(Component data from apps and pages)
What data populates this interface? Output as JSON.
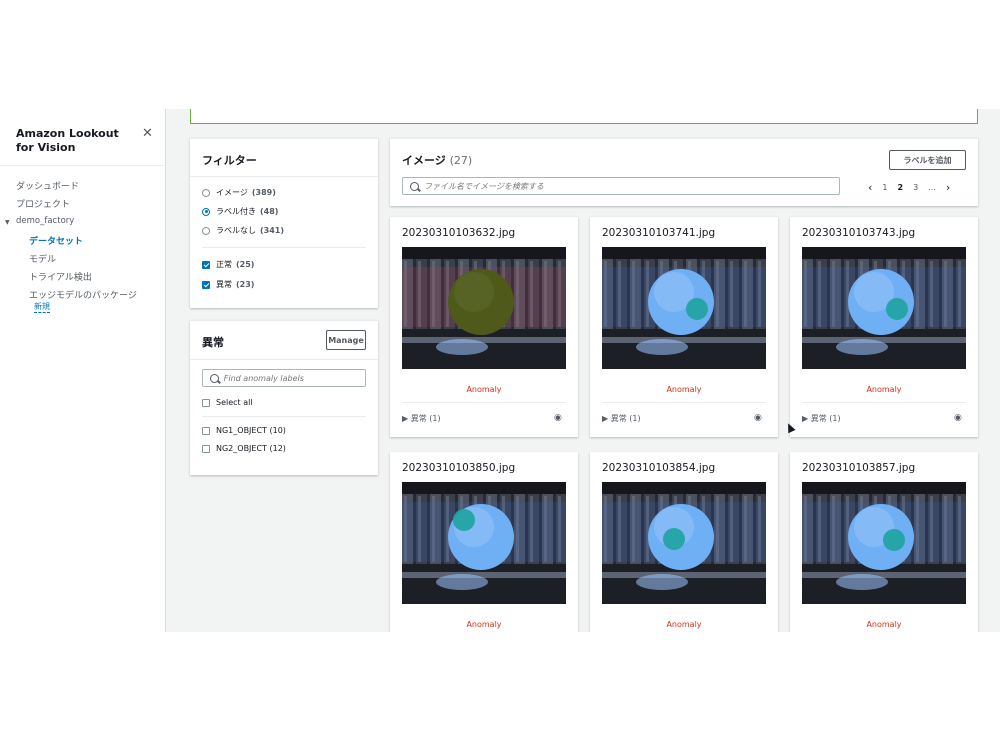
{
  "sidebar": {
    "title": "Amazon Lookout for Vision",
    "items": {
      "dashboard": "ダッシュボード",
      "projects": "プロジェクト",
      "project_name": "demo_factory",
      "dataset": "データセット",
      "model": "モデル",
      "trial": "トライアル検出",
      "edge": "エッジモデルのパッケージ",
      "new_badge": "新規"
    }
  },
  "filter": {
    "title": "フィルター",
    "options": [
      {
        "label": "イメージ",
        "count": "(389)",
        "selected": false
      },
      {
        "label": "ラベル付き",
        "count": "(48)",
        "selected": true
      },
      {
        "label": "ラベルなし",
        "count": "(341)",
        "selected": false
      }
    ],
    "checks": [
      {
        "label": "正常",
        "count": "(25)",
        "checked": true
      },
      {
        "label": "異常",
        "count": "(23)",
        "checked": true
      }
    ]
  },
  "anomaly": {
    "title": "異常",
    "manage_label": "Manage",
    "search_placeholder": "Find anomaly labels",
    "select_all": "Select all",
    "labels": [
      {
        "label": "NG1_OBJECT (10)"
      },
      {
        "label": "NG2_OBJECT (12)"
      }
    ]
  },
  "images": {
    "title": "イメージ",
    "count": "(27)",
    "add_label_button": "ラベルを追加",
    "search_placeholder": "ファイル名でイメージを検索する",
    "pagination": {
      "prev": "‹",
      "pages": [
        "1",
        "2",
        "3",
        "..."
      ],
      "current": "2",
      "next": "›"
    },
    "cards": [
      {
        "name": "20230310103632.jpg",
        "status": "Anomaly",
        "label": "異常 (1)",
        "disc": "olive",
        "spot": false
      },
      {
        "name": "20230310103741.jpg",
        "status": "Anomaly",
        "label": "異常 (1)",
        "disc": "blue",
        "spot": "right"
      },
      {
        "name": "20230310103743.jpg",
        "status": "Anomaly",
        "label": "異常 (1)",
        "disc": "blue",
        "spot": "right"
      },
      {
        "name": "20230310103850.jpg",
        "status": "Anomaly",
        "label": "",
        "disc": "blue",
        "spot": "left"
      },
      {
        "name": "20230310103854.jpg",
        "status": "Anomaly",
        "label": "",
        "disc": "blue",
        "spot": "center"
      },
      {
        "name": "20230310103857.jpg",
        "status": "Anomaly",
        "label": "",
        "disc": "blue",
        "spot": "lower-right"
      }
    ],
    "expand_icon": "caret-right-icon",
    "view_icon": "eye-icon"
  },
  "colors": {
    "accent": "#0073bb",
    "anomaly": "#d13212",
    "disc_blue": "#6fb0f5",
    "disc_olive": "#4f5a1a",
    "spot": "#1ea3a0"
  }
}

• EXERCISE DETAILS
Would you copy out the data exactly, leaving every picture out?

• RESULT FOR THIS TASK
What data populates this interface? Output as JSON.
{
  "sidebar": {
    "title": "Amazon Lookout for Vision",
    "items": {
      "dashboard": "ダッシュボード",
      "projects": "プロジェクト",
      "project_name": "demo_factory",
      "dataset": "データセット",
      "model": "モデル",
      "trial": "トライアル検出",
      "edge": "エッジモデルのパッケージ",
      "new_badge": "新規"
    }
  },
  "filter": {
    "title": "フィルター",
    "options": [
      {
        "label": "イメージ",
        "count": "(389)",
        "selected": false
      },
      {
        "label": "ラベル付き",
        "count": "(48)",
        "selected": true
      },
      {
        "label": "ラベルなし",
        "count": "(341)",
        "selected": false
      }
    ],
    "checks": [
      {
        "label": "正常",
        "count": "(25)",
        "checked": true
      },
      {
        "label": "異常",
        "count": "(23)",
        "checked": true
      }
    ]
  },
  "anomaly": {
    "title": "異常",
    "manage_label": "Manage",
    "search_placeholder": "Find anomaly labels",
    "select_all": "Select all",
    "labels": [
      {
        "label": "NG1_OBJECT (10)"
      },
      {
        "label": "NG2_OBJECT (12)"
      }
    ]
  },
  "images": {
    "title": "イメージ",
    "count": "(27)",
    "add_label_button": "ラベルを追加",
    "search_placeholder": "ファイル名でイメージを検索する",
    "pagination": {
      "prev": "‹",
      "pages": [
        "1",
        "2",
        "3",
        "..."
      ],
      "current": "2",
      "next": "›"
    },
    "cards": [
      {
        "name": "20230310103632.jpg",
        "status": "Anomaly",
        "label": "異常 (1)",
        "disc": "olive",
        "spot": false
      },
      {
        "name": "20230310103741.jpg",
        "status": "Anomaly",
        "label": "異常 (1)",
        "disc": "blue",
        "spot": "right"
      },
      {
        "name": "20230310103743.jpg",
        "status": "Anomaly",
        "label": "異常 (1)",
        "disc": "blue",
        "spot": "right"
      },
      {
        "name": "20230310103850.jpg",
        "status": "Anomaly",
        "label": "",
        "disc": "blue",
        "spot": "left"
      },
      {
        "name": "20230310103854.jpg",
        "status": "Anomaly",
        "label": "",
        "disc": "blue",
        "spot": "center"
      },
      {
        "name": "20230310103857.jpg",
        "status": "Anomaly",
        "label": "",
        "disc": "blue",
        "spot": "lower-right"
      }
    ],
    "expand_icon": "caret-right-icon",
    "view_icon": "eye-icon"
  },
  "colors": {
    "accent": "#0073bb",
    "anomaly": "#d13212",
    "disc_blue": "#6fb0f5",
    "disc_olive": "#4f5a1a",
    "spot": "#1ea3a0"
  }
}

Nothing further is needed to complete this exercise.